by William Powell Tuck
[ene_ptp]Why does Easter not seem to have the major impact in our society as Christmas does? It has always been interesting to me that, whereas Christmas seems to turn the modern world on its head with everyone making preparations months in advance in a flurry of activity, Easter does not stir much excitement in the lives of people today. Easter seems to whimper in, and most people scarcely notice its coming. If it is remembered, what images come to mind—Easter bunnies, egg hunts, new clothes, new hats, vacation time, and spring flowers? Easter comes and goes without much regard. In many places, only a handful attends special Lenten services during “Holy Week,” or on Maundy Thursday or Good Friday. Oh, yes, on Easter Sunday morning we usually have a big crowd. We do not seem to realize that there would be no Christmas celebration without Easter. Easter was the first church holiday— not Christmas. Easter brought the Church into existence. Do we really realize its importance?

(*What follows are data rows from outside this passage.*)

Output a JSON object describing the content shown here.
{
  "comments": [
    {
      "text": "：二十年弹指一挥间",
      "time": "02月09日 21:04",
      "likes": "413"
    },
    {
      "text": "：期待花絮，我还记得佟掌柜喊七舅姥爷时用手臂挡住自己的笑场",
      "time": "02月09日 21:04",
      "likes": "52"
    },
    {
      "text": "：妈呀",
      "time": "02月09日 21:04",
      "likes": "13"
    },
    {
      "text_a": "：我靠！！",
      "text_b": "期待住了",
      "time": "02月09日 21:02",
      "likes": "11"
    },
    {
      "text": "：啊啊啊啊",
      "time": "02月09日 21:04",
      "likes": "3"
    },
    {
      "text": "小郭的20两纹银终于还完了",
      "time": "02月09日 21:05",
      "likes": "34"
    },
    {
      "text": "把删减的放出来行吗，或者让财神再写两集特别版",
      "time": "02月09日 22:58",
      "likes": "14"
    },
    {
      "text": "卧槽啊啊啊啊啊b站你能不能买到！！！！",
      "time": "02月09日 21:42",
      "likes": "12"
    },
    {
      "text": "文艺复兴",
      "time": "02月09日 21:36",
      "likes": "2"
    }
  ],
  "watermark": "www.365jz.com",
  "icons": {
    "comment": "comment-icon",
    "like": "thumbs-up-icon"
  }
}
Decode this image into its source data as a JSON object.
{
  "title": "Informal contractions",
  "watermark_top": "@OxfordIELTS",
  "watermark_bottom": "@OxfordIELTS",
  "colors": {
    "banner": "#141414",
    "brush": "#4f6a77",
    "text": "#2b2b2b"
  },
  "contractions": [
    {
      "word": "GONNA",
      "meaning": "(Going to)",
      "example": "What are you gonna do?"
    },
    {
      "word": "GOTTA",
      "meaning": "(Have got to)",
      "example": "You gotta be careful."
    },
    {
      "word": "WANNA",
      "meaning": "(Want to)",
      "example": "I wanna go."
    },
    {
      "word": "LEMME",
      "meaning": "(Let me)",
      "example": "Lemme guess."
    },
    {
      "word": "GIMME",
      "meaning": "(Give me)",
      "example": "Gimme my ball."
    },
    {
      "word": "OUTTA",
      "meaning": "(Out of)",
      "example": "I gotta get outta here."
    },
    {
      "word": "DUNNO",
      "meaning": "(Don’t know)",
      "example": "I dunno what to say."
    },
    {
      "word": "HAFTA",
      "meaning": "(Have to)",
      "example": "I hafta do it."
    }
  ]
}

There are three great witnesses to the resurrection of Jesus Christ. The first witness is the Christian Church itself. The resurrection was what founded the Church. If Jesus Christ had not been raised from the grave, there would never have been a Church. The Church came into existence because of the disciples’ belief in the risen Lord. The New Testament is the second greatest witness. The New Testament did not create the Church. Disciples in the early church wrote the Gospels, Acts, and the rest of the New Testament to tell others about Jesus Christ, the risen Lord. The third notable witness to the reality of the resurrection is that the Jewish disciples changed their day of worship from Saturday – the Sabbath – to Sunday. As sacred a day as the Sabbath was to the Jews, only a miracle could make them change their day of worship from Saturday to Sunday. This miracle they declared was the resurrection of Jesus. If the crucifixion and death of Jesus were the end of his career and life, then neither the Church nor the New Testament would have come into existence. The resurrection made the difference!
Ernest Campbell, a former minister at Riverside Church in New York City, was confronted by a woman in his congregation at the church door following the Easter service. “Where were the trumpets?” she asked. “Beg your pardon,” he responded. “Where were the trumpets?” she continued. “We always have trumpets on Easter morning in our service.”
Where are the trumpets? Where are the resounding hallelujahs within the hearts and on the voices of Christian men and women? Where are the shouts of praise and affirmation? “He is risen!” Why are our tongues silent, our voices muted, and no song employed? The resurrection is the one and only thing that turned the defeated disciples into believers and crusading evangelists and brought the church into existence. On Easter Sunday two thousand years later our voices should resound with “Hallelujah! He is risen indeed!”